**What you have to do**: Please give the records below back in full, exactly as shown.

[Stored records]
----
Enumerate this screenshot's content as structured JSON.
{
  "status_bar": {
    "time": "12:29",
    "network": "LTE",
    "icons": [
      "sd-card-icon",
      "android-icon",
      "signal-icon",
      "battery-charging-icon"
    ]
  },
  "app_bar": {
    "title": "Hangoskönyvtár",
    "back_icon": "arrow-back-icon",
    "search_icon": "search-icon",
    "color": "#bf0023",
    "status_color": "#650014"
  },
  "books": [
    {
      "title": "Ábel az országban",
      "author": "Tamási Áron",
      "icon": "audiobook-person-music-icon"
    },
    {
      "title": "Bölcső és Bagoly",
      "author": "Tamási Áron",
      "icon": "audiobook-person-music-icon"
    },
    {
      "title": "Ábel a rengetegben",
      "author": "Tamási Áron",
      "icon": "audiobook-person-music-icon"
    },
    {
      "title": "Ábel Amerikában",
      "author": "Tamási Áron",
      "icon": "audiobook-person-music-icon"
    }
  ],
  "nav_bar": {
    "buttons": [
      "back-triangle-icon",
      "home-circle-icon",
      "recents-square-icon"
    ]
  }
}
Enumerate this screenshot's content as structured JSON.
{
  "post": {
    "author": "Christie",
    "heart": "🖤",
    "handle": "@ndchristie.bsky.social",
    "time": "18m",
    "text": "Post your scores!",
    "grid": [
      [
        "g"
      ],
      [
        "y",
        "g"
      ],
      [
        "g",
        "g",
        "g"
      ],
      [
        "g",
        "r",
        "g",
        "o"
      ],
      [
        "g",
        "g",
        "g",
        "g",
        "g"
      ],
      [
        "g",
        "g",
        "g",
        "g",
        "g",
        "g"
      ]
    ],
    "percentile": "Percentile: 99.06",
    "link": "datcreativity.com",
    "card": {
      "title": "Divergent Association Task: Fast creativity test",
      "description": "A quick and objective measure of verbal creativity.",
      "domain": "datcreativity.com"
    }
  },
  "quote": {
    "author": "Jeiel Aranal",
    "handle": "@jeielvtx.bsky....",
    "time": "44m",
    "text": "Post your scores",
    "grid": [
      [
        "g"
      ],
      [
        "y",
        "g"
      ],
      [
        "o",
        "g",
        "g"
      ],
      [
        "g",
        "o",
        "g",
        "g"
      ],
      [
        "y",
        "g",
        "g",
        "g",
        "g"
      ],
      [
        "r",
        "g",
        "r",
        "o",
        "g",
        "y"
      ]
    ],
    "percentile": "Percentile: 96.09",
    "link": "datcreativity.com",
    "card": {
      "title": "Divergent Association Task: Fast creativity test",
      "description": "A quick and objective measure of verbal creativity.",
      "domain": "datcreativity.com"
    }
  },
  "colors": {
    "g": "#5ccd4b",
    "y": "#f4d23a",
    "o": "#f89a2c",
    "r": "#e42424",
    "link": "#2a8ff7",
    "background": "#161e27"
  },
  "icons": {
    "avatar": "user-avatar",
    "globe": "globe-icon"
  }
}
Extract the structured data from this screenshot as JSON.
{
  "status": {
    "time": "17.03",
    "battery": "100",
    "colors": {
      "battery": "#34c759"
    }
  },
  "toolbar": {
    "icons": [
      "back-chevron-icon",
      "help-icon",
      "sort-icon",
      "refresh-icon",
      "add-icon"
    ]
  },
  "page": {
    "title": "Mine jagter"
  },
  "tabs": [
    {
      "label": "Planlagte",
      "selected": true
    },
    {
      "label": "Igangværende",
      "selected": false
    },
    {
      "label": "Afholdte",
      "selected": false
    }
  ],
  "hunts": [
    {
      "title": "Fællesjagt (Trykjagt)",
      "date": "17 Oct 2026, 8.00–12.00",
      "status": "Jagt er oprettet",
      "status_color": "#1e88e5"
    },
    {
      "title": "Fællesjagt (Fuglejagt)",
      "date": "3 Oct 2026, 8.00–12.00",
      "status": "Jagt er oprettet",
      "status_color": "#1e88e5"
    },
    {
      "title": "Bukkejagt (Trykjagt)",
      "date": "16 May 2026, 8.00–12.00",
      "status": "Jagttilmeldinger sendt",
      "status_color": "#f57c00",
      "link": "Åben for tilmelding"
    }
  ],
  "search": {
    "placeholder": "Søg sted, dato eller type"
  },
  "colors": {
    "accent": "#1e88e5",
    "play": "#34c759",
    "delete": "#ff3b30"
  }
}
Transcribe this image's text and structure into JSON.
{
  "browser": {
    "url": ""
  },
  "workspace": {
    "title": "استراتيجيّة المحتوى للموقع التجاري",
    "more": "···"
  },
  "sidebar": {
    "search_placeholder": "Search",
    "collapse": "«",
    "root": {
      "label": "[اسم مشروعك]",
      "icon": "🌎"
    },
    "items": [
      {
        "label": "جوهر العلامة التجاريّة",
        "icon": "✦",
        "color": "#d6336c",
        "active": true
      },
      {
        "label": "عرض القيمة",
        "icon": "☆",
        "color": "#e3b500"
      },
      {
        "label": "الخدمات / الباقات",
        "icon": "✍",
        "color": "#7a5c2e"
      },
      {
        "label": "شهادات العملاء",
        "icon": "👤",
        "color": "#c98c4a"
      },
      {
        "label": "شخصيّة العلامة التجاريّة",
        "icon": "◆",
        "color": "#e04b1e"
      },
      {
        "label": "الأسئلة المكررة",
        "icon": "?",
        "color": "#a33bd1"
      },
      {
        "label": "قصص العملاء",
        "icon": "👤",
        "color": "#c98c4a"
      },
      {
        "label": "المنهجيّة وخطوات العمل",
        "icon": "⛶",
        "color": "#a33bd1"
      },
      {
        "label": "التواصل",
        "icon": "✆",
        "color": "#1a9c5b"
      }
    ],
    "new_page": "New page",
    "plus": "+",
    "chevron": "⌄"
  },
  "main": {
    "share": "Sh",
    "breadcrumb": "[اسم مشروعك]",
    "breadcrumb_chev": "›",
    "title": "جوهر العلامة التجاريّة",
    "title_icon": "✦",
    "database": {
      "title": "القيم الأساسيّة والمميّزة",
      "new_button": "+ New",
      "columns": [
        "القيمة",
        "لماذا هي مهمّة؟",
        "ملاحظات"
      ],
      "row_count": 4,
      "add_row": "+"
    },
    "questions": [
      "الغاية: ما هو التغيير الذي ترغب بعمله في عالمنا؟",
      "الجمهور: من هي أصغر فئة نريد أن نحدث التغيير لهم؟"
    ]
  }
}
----
**Exercise solution**:
Enumerate this screenshot's content as structured JSON.
{
  "status_bar": {
    "time": "12:29",
    "network": "LTE",
    "icons": [
      "sd-card-icon",
      "android-icon",
      "signal-icon",
      "battery-charging-icon"
    ]
  },
  "app_bar": {
    "title": "Hangoskönyvtár",
    "back_icon": "arrow-back-icon",
    "search_icon": "search-icon",
    "color": "#bf0023",
    "status_color": "#650014"
  },
  "books": [
    {
      "title": "Ábel az országban",
      "author": "Tamási Áron",
      "icon": "audiobook-person-music-icon"
    },
    {
      "title": "Bölcső és Bagoly",
      "author": "Tamási Áron",
      "icon": "audiobook-person-music-icon"
    },
    {
      "title": "Ábel a rengetegben",
      "author": "Tamási Áron",
      "icon": "audiobook-person-music-icon"
    },
    {
      "title": "Ábel Amerikában",
      "author": "Tamási Áron",
      "icon": "audiobook-person-music-icon"
    }
  ],
  "nav_bar": {
    "buttons": [
      "back-triangle-icon",
      "home-circle-icon",
      "recents-square-icon"
    ]
  }
}
Enumerate this screenshot's content as structured JSON.
{
  "post": {
    "author": "Christie",
    "heart": "🖤",
    "handle": "@ndchristie.bsky.social",
    "time": "18m",
    "text": "Post your scores!",
    "grid": [
      [
        "g"
      ],
      [
        "y",
        "g"
      ],
      [
        "g",
        "g",
        "g"
      ],
      [
        "g",
        "r",
        "g",
        "o"
      ],
      [
        "g",
        "g",
        "g",
        "g",
        "g"
      ],
      [
        "g",
        "g",
        "g",
        "g",
        "g",
        "g"
      ]
    ],
    "percentile": "Percentile: 99.06",
    "link": "datcreativity.com",
    "card": {
      "title": "Divergent Association Task: Fast creativity test",
      "description": "A quick and objective measure of verbal creativity.",
      "domain": "datcreativity.com"
    }
  },
  "quote": {
    "author": "Jeiel Aranal",
    "handle": "@jeielvtx.bsky....",
    "time": "44m",
    "text": "Post your scores",
    "grid": [
      [
        "g"
      ],
      [
        "y",
        "g"
      ],
      [
        "o",
        "g",
        "g"
      ],
      [
        "g",
        "o",
        "g",
        "g"
      ],
      [
        "y",
        "g",
        "g",
        "g",
        "g"
      ],
      [
        "r",
        "g",
        "r",
        "o",
        "g",
        "y"
      ]
    ],
    "percentile": "Percentile: 96.09",
    "link": "datcreativity.com",
    "card": {
      "title": "Divergent Association Task: Fast creativity test",
      "description": "A quick and objective measure of verbal creativity.",
      "domain": "datcreativity.com"
    }
  },
  "colors": {
    "g": "#5ccd4b",
    "y": "#f4d23a",
    "o": "#f89a2c",
    "r": "#e42424",
    "link": "#2a8ff7",
    "background": "#161e27"
  },
  "icons": {
    "avatar": "user-avatar",
    "globe": "globe-icon"
  }
}
Extract the structured data from this screenshot as JSON.
{
  "status": {
    "time": "17.03",
    "battery": "100",
    "colors": {
      "battery": "#34c759"
    }
  },
  "toolbar": {
    "icons": [
      "back-chevron-icon",
      "help-icon",
      "sort-icon",
      "refresh-icon",
      "add-icon"
    ]
  },
  "page": {
    "title": "Mine jagter"
  },
  "tabs": [
    {
      "label": "Planlagte",
      "selected": true
    },
    {
      "label": "Igangværende",
      "selected": false
    },
    {
      "label": "Afholdte",
      "selected": false
    }
  ],
  "hunts": [
    {
      "title": "Fællesjagt (Trykjagt)",
      "date": "17 Oct 2026, 8.00–12.00",
      "status": "Jagt er oprettet",
      "status_color": "#1e88e5"
    },
    {
      "title": "Fællesjagt (Fuglejagt)",
      "date": "3 Oct 2026, 8.00–12.00",
      "status": "Jagt er oprettet",
      "status_color": "#1e88e5"
    },
    {
      "title": "Bukkejagt (Trykjagt)",
      "date": "16 May 2026, 8.00–12.00",
      "status": "Jagttilmeldinger sendt",
      "status_color": "#f57c00",
      "link": "Åben for tilmelding"
    }
  ],
  "search": {
    "placeholder": "Søg sted, dato eller type"
  },
  "colors": {
    "accent": "#1e88e5",
    "play": "#34c759",
    "delete": "#ff3b30"
  }
}
Transcribe this image's text and structure into JSON.
{
  "browser": {
    "url": ""
  },
  "workspace": {
    "title": "استراتيجيّة المحتوى للموقع التجاري",
    "more": "···"
  },
  "sidebar": {
    "search_placeholder": "Search",
    "collapse": "«",
    "root": {
      "label": "[اسم مشروعك]",
      "icon": "🌎"
    },
    "items": [
      {
        "label": "جوهر العلامة التجاريّة",
        "icon": "✦",
        "color": "#d6336c",
        "active": true
      },
      {
        "label": "عرض القيمة",
        "icon": "☆",
        "color": "#e3b500"
      },
      {
        "label": "الخدمات / الباقات",
        "icon": "✍",
        "color": "#7a5c2e"
      },
      {
        "label": "شهادات العملاء",
        "icon": "👤",
        "color": "#c98c4a"
      },
      {
        "label": "شخصيّة العلامة التجاريّة",
        "icon": "◆",
        "color": "#e04b1e"
      },
      {
        "label": "الأسئلة المكررة",
        "icon": "?",
        "color": "#a33bd1"
      },
      {
        "label": "قصص العملاء",
        "icon": "👤",
        "color": "#c98c4a"
      },
      {
        "label": "المنهجيّة وخطوات العمل",
        "icon": "⛶",
        "color": "#a33bd1"
      },
      {
        "label": "التواصل",
        "icon": "✆",
        "color": "#1a9c5b"
      }
    ],
    "new_page": "New page",
    "plus": "+",
    "chevron": "⌄"
  },
  "main": {
    "share": "Sh",
    "breadcrumb": "[اسم مشروعك]",
    "breadcrumb_chev": "›",
    "title": "جوهر العلامة التجاريّة",
    "title_icon": "✦",
    "database": {
      "title": "القيم الأساسيّة والمميّزة",
      "new_button": "+ New",
      "columns": [
        "القيمة",
        "لماذا هي مهمّة؟",
        "ملاحظات"
      ],
      "row_count": 4,
      "add_row": "+"
    },
    "questions": [
      "الغاية: ما هو التغيير الذي ترغب بعمله في عالمنا؟",
      "الجمهور: من هي أصغر فئة نريد أن نحدث التغيير لهم؟"
    ]
  }
}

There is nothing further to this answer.